Facial expression references

I’ve worked on pipelines and tools for facial animation rigs for about 7 years now. In that time a lot of has been written about Facial Expressions and Ai. In this article I summarise the reference’s I find most useful for illustration, performance and character rigging.

Paul Ekman

Top of the list is Paul Ekman who has been researching the subject for over 50 years. His book ‘Unmasking the Face’ illustrates the seven universal understood emotions we reveal with our facial expressions.

Anger, Fear, Disgust, Contempt, Surprise, Sadness, and Happiness.

This research has been reinterpreted for many applications. The FACs system is an great way of breaking down facial expressions into it continuant parts. It helps us understand the key elements of facial expression and how we recognise them. It is a huge help in design morph target sets for 3d characters.

It has been used in psychology and also in art.

Books for illustrators and animators

Two great books for illustrators based on Paul Ekmans work are

The Artist’s Complete Guide to Facial Expression by Gary Faigin

Making comics by Scott McCloud

Both of these books describes the six key expressions for illustration as:

Anger, disgust, fear, sadness, surprise, and joy.

Gary Faigin’s book gathers together a wealth of anatomy, and illustration to create an excellent reference for the subject.

Scott McCloud (famous for his excellent book ‘understanding comics’) has a chapter on faces in his book ‘making comics’. He breaks each expression down into key features and illustrates them simply in a comic style. This has been implemented in a neat little flash app that allows you to blend between the emotions visually http://grimace-project.net/

Facial character rigs

An invaluable book on facial character rigging is: Stop Staring: Facial Modeling and Animation Done Right! by Jason Osipa. It was the foundation of much of the work I’ve done with Audiomotion though experience eventually led us to develop our own specialised facial rig.

Procedural Characterisation

A related area of study is the so called big five. My friend Richard Evans (lead AI programmer on the Sims, Black and White etc) suggested this as being helpful in the design of emotions for Ai characters. They are significant in defining a persons behaviour rather than their expression.

The exact labels chosen for each dimension vary. Here are the labels suggested by John, Naumann, and Soto at Berkeley

There are five categories are labelled by letters. An OCEAN of personality dimensions.
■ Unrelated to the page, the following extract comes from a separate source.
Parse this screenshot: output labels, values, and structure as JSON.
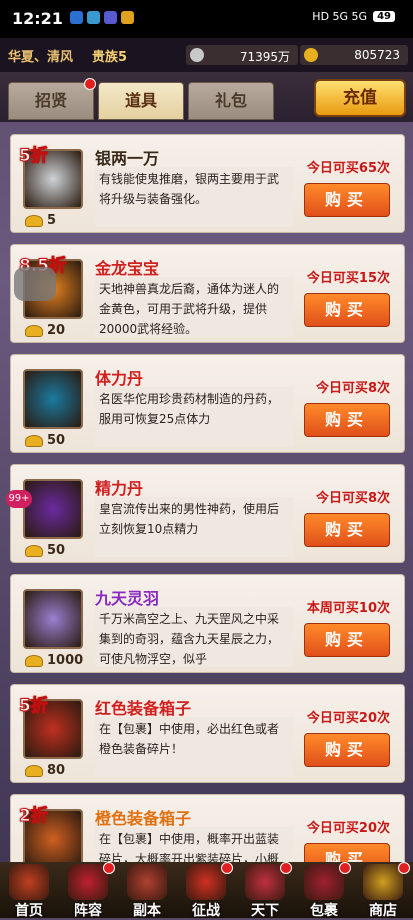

O for openness, originality, or open-mindedness.
C for conscientiousness, control, or constraint.
E for extroversion energy, or enthusiasm.
A for agreeableness, altruism, or affection.
N for neuroticism, negative affectivity, or nervousness.

Facial Motion Capture

Prof Maja Pantic: Human-centered computing